RECORDS SUPPLIED below:
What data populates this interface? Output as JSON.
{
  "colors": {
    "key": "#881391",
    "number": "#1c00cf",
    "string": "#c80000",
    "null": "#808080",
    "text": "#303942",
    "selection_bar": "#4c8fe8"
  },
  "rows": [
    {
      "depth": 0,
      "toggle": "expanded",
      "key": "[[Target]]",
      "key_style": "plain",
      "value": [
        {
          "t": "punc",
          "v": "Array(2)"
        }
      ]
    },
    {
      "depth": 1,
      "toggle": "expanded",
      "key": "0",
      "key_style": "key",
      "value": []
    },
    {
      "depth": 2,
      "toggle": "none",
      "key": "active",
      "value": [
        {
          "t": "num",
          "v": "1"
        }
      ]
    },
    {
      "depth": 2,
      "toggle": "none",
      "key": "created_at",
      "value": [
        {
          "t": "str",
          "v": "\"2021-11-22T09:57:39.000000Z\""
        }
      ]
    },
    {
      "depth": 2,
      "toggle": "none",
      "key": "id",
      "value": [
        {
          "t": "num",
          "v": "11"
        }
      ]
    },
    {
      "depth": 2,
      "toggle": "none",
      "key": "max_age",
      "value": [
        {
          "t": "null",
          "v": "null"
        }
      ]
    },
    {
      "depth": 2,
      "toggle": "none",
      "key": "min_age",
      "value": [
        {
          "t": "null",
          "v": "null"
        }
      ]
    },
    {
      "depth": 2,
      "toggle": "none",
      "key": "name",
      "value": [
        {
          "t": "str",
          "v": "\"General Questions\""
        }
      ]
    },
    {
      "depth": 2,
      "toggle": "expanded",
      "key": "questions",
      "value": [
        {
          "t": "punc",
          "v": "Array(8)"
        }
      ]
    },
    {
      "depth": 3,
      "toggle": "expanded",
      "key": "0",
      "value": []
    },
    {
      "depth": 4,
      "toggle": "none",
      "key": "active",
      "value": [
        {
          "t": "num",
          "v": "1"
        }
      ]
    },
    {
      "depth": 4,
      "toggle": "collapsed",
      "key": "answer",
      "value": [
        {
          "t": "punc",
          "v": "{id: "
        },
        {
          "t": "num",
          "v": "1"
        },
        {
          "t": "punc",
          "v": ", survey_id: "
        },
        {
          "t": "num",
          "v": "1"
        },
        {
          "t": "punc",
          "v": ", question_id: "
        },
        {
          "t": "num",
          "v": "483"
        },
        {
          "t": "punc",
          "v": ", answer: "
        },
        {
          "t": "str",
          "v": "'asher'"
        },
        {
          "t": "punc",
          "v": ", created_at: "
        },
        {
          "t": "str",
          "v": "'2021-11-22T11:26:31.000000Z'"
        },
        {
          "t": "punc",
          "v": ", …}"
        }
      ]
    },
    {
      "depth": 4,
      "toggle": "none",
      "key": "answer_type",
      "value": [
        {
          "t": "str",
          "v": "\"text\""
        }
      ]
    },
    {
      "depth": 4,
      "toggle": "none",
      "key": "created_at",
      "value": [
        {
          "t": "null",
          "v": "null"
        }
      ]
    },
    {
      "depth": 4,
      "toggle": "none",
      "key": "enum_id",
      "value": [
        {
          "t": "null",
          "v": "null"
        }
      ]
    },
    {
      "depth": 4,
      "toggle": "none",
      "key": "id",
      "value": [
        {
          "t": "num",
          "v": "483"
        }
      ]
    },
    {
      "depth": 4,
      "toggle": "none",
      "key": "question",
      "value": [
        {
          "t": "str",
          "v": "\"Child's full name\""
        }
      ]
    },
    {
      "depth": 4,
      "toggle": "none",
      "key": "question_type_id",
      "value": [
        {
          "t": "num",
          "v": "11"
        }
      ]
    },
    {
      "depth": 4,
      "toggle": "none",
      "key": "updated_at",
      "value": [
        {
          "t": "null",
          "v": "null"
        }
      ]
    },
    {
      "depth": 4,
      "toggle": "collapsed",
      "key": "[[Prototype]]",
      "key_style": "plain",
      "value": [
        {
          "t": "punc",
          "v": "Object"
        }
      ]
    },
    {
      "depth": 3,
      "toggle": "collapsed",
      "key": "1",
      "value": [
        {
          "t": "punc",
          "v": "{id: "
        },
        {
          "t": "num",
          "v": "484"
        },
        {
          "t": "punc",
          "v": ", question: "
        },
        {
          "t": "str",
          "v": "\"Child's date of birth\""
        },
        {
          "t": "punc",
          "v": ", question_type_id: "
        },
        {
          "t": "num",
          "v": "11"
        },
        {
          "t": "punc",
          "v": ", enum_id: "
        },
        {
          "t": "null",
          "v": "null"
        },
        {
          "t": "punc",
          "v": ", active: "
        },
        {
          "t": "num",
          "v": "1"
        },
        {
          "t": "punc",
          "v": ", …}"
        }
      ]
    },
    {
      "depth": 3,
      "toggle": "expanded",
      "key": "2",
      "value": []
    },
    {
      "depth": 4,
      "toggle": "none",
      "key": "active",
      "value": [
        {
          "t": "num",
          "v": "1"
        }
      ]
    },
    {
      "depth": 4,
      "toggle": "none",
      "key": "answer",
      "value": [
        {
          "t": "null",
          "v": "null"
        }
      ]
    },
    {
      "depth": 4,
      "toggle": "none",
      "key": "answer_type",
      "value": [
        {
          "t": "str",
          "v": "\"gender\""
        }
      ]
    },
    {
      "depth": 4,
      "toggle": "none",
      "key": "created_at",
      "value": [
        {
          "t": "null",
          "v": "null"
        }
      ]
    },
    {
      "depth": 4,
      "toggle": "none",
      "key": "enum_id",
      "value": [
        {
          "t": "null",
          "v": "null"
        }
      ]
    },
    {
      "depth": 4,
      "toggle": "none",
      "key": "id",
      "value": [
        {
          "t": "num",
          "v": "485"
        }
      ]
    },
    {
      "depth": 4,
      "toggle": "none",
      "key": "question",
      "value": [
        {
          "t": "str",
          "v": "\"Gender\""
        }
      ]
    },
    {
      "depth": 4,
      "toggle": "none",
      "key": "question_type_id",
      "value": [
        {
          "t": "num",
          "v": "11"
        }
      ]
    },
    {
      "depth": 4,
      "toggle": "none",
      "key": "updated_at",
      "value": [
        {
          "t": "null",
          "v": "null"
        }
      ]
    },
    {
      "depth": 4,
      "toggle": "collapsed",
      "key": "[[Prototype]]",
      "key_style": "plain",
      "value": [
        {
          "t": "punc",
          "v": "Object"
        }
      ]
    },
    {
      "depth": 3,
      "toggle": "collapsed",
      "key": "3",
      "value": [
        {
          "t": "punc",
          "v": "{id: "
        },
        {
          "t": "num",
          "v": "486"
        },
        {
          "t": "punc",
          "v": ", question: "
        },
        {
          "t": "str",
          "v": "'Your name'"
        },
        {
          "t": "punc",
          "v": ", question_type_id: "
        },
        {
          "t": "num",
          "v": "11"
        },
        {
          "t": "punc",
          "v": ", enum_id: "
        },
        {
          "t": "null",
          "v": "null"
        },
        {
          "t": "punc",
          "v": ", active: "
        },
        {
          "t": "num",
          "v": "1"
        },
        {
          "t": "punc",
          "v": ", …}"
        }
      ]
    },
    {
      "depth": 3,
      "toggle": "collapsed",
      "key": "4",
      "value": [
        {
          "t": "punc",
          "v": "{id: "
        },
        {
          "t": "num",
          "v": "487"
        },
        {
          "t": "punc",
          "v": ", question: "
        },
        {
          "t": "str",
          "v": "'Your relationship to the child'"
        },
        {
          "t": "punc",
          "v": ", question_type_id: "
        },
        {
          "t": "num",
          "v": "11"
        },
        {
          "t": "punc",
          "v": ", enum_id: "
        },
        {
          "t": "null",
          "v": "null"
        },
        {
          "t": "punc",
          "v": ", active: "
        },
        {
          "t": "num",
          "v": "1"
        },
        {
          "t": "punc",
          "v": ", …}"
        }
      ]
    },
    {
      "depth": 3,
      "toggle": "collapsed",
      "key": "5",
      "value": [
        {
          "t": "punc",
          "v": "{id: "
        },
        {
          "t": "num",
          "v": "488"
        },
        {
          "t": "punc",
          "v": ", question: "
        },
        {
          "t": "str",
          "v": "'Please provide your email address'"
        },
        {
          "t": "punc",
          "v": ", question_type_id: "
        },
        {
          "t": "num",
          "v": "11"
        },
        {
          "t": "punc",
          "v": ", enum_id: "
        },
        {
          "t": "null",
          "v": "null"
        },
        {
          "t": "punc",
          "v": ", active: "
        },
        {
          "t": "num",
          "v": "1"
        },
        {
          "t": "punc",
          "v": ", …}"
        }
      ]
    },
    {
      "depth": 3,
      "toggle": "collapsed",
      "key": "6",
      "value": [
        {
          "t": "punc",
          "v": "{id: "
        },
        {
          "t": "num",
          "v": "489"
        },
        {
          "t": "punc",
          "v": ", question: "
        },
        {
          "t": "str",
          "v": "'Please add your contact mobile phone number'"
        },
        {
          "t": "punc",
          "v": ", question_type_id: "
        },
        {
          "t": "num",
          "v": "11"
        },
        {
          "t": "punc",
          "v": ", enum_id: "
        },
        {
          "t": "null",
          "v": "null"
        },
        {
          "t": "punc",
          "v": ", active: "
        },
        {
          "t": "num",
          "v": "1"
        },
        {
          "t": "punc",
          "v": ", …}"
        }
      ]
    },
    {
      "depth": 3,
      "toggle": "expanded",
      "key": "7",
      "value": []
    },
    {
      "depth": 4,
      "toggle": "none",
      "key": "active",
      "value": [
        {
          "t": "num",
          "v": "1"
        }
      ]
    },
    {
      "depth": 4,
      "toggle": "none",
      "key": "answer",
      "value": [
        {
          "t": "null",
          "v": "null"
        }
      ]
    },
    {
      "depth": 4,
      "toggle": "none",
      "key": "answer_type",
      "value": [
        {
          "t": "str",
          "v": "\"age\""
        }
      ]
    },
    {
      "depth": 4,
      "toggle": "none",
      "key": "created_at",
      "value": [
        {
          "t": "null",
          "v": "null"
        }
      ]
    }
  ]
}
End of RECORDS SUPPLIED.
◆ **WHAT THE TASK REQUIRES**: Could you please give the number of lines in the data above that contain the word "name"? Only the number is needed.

◆ **RESULT OF THE TASK**: 3